By: Anthony Pugh
Editor: Ben Hanuka

In 2161907 Alberta Ltd. v. 11180673 Canada Inc., an August 30, 2021, decision of the Court of Appeal for Ontario in a franchise dispute involving a Tokyo Smoke cannabis store, the court upheld a lower court’s finding that the franchisor wrongly terminated the franchise agreement and sublease, but overturned the lower court’s finding that the franchisor acted in bad faith. 

 Key Facts 

 As part of the franchise deal, the parties had entered into three agreements.   

  • Under the licence agreement, the franchisor, 216, agreed to pay to the franchisee, 111, a $2 million branding fee.   
  • Under the loan agreement, the franchisor agreed to loan about $1.5 million in start-up costs to the franchisee. 
  • Under the sublease, the franchisor and sublandlord, leased the premises to the franchisee and subtenant, for a monthly rent amount of $105,409.   

Before opening the store, the parties had a dispute about whether their loan agreement would cover rent for the first month, June 2020, which was a significant amount.  216’s principal later admitted that he was mistaken about the loan agreement not covering the June rent.   

The store was scheduled to open in June 2020.  The franchisee, 111, advised that it would not open the store if it did not receive the loan to cover June rent.  The franchisor, 216, told 111 that it would arrange to have the rent deferred and that it would pay the branding fee soon. 

216 later reversed its position and terminated the licence agreement with 111, alleging that 111 had threatened to cease carrying on business.  111 nevertheless continued on with the store opening.   

216 did not pay the branding fee and instead started an application seeking a declaration that it had validly terminated the licence agreement. 

111 did not pay June and July rent, and 216 later terminated the sublease. 

At first instance, the application judge ruled that 111 had not defaulted under the licence agreement and that 216 had breached the licence agreement by terminating it.  She held that 111’s statements about not opening the store were an “emotional response to being given incorrect information at a critical time”.   

The judge also found that 216 acted in bad faith by “pouncing” on 111’s statement as an excuse to terminate and avoid paying the branding fee.  She held that the branding fee was owing, subject to certain deductions for unpaid rent. 

The Court of Appeal held that 216’s notice of termination was invalid 

216 appealed to the Court of Appeal, arguing that the application judge erred in law by relying on 111’s subjective intent, and that, objectively, 111’s statements constituted a threat to cease carrying on business. 

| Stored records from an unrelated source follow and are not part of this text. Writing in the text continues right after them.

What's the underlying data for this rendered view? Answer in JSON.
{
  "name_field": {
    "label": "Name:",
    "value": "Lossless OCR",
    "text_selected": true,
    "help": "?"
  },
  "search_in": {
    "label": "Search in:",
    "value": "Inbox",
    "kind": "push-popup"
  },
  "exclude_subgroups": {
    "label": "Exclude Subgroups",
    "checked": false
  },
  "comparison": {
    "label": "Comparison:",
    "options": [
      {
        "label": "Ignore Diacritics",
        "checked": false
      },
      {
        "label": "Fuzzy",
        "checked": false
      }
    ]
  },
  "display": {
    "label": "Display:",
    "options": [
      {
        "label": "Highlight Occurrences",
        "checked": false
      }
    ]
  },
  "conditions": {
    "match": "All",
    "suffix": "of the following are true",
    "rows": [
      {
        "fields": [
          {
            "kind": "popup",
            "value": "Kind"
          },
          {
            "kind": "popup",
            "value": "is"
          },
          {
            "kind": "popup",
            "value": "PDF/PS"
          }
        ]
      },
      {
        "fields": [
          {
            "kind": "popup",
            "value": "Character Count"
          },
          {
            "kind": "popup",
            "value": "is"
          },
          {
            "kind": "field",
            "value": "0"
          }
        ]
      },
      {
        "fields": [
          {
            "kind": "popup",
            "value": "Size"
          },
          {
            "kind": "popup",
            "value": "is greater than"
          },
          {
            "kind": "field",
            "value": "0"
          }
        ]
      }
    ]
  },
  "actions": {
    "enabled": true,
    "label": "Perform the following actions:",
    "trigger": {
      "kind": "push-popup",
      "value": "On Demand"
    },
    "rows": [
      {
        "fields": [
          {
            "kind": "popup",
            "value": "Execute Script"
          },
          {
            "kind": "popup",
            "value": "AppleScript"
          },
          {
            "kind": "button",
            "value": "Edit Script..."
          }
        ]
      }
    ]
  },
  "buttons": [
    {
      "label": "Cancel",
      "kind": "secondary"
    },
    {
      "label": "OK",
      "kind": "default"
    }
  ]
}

The Court of Appeal disagreed and held that 216’s termination of the licence agreement was invalid.  It applied the decision in the Supreme Court case of Sattva, which held that the interpretation of commercial agreements was a question of mixed fact and law.  The Application Judge’s decision was therefore owed deference. 

The Court of Appeal held that the application judge implicitly adopted an interpretation of the contract under which the threat to cease carry on business had to be objectively credible.  It held that this interpretation was reasonable.  It also held that the application judge was not simply relying on subjective intent – in the context of the communications, her assessment was also an objective one.  

The Court of Appeal set aside the finding of bad faith 

The Court of Appeal overturned the Application judge’s finding that 216, the franchisor, acted in bad faith. 

111, the franchisee, alleged that 216 knowingly mislead it.  But the evidence was that 216 was mistaken about the various issues, such as whether the loan agreement covered the June rent.  It was not trying to intentionally mislead 111 and, therefore, did not act in bad faith. 

About the allegation that 216 pounced on a statement by 111, the Court of Appeal held that this did not constitute bad faith conduct.  The fact that the basis for termination was invalid did not necessarily mean that the termination was so unreasonable, malicious or inconsiderate as to constitute bad faith.  There was also no indication that 216 intentionally engineered the circumstances giving rise to a potential right of termination.   

 

* Click here to see Ben’s key takeaways on this case and share your feedback *

Anthony Pugh Associate